Work instruction: Type out every line of the data again, exactly.

Data records:
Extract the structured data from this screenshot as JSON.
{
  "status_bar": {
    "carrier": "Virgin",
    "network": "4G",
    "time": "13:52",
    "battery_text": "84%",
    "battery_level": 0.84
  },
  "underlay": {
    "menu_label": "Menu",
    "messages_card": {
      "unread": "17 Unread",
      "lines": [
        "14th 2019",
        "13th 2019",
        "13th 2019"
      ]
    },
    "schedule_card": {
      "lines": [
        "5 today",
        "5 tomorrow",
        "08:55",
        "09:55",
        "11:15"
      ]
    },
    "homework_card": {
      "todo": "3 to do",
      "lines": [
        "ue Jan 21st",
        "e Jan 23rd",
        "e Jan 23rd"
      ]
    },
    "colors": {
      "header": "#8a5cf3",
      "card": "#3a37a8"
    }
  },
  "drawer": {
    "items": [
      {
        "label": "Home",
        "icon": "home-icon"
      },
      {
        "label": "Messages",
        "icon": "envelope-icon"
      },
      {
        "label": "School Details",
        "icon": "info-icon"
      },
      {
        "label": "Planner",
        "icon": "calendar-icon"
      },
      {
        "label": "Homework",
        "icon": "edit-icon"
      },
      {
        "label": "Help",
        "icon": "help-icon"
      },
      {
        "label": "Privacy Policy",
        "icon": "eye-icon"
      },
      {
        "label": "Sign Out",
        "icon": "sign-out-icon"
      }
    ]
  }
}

Response for this exercise:
Extract the structured data from this screenshot as JSON.
{
  "status_bar": {
    "carrier": "Virgin",
    "network": "4G",
    "time": "13:52",
    "battery_text": "84%",
    "battery_level": 0.84
  },
  "underlay": {
    "menu_label": "Menu",
    "messages_card": {
      "unread": "17 Unread",
      "lines": [
        "14th 2019",
        "13th 2019",
        "13th 2019"
      ]
    },
    "schedule_card": {
      "lines": [
        "5 today",
        "5 tomorrow",
        "08:55",
        "09:55",
        "11:15"
      ]
    },
    "homework_card": {
      "todo": "3 to do",
      "lines": [
        "ue Jan 21st",
        "e Jan 23rd",
        "e Jan 23rd"
      ]
    },
    "colors": {
      "header": "#8a5cf3",
      "card": "#3a37a8"
    }
  },
  "drawer": {
    "items": [
      {
        "label": "Home",
        "icon": "home-icon"
      },
      {
        "label": "Messages",
        "icon": "envelope-icon"
      },
      {
        "label": "School Details",
        "icon": "info-icon"
      },
      {
        "label": "Planner",
        "icon": "calendar-icon"
      },
      {
        "label": "Homework",
        "icon": "edit-icon"
      },
      {
        "label": "Help",
        "icon": "help-icon"
      },
      {
        "label": "Privacy Policy",
        "icon": "eye-icon"
      },
      {
        "label": "Sign Out",
        "icon": "sign-out-icon"
      }
    ]
  }
}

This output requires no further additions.